Website and app data records
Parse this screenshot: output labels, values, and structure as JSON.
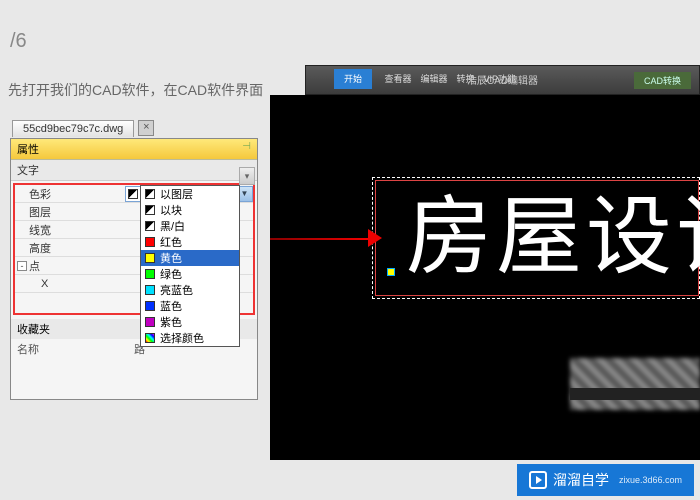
{
  "breadcrumb": "/6",
  "instruction": "先打开我们的CAD软件，在CAD软件界面",
  "ribbon": {
    "mid": "浩辰CAD编辑器",
    "btn": "CAD转换"
  },
  "tab": {
    "name": "55cd9bec79c7c.dwg"
  },
  "panel": {
    "title": "属性",
    "cat_text": "文字",
    "rows": {
      "color": "色彩",
      "layer": "图层",
      "lineweight": "线宽",
      "height": "高度",
      "point": "点",
      "x": "X"
    },
    "combo_value": "黑/白",
    "fav_header": "收藏夹",
    "fav_cols": {
      "name": "名称",
      "path": "路"
    }
  },
  "dropdown": {
    "items": [
      {
        "label": "以图层",
        "swatch": "linear-gradient(135deg,#000 50%,#fff 50%)"
      },
      {
        "label": "以块",
        "swatch": "linear-gradient(135deg,#000 50%,#fff 50%)"
      },
      {
        "label": "黑/白",
        "swatch": "linear-gradient(135deg,#000 50%,#fff 50%)"
      },
      {
        "label": "红色",
        "swatch": "#ff0000"
      },
      {
        "label": "黄色",
        "swatch": "#ffff00",
        "selected": true
      },
      {
        "label": "绿色",
        "swatch": "#00ff00"
      },
      {
        "label": "亮蓝色",
        "swatch": "#00e0ff"
      },
      {
        "label": "蓝色",
        "swatch": "#0030ff"
      },
      {
        "label": "紫色",
        "swatch": "#c000c0"
      },
      {
        "label": "选择颜色",
        "swatch": "linear-gradient(45deg,red,yellow,lime,cyan,blue,magenta)"
      }
    ]
  },
  "canvas_text": "房屋设计",
  "watermark": {
    "brand": "溜溜自学",
    "url": "zixue.3d66.com"
  }
}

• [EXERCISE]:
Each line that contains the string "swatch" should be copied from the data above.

• [PROBLEM SOLUTION]:
        "swatch": "linear-gradient(135deg,#000 50%,#fff 50%)"
        "swatch": "linear-gradient(135deg,#000 50%,#fff 50%)"
        "swatch": "linear-gradient(135deg,#000 50%,#fff 50%)"
        "swatch": "#ff0000"
        "swatch": "#ffff00",
        "swatch": "#00ff00"
        "swatch": "#00e0ff"
        "swatch": "#0030ff"
        "swatch": "#c000c0"
        "swatch": "linear-gradient(45deg,red,yellow,lime,cyan,blue,magenta)"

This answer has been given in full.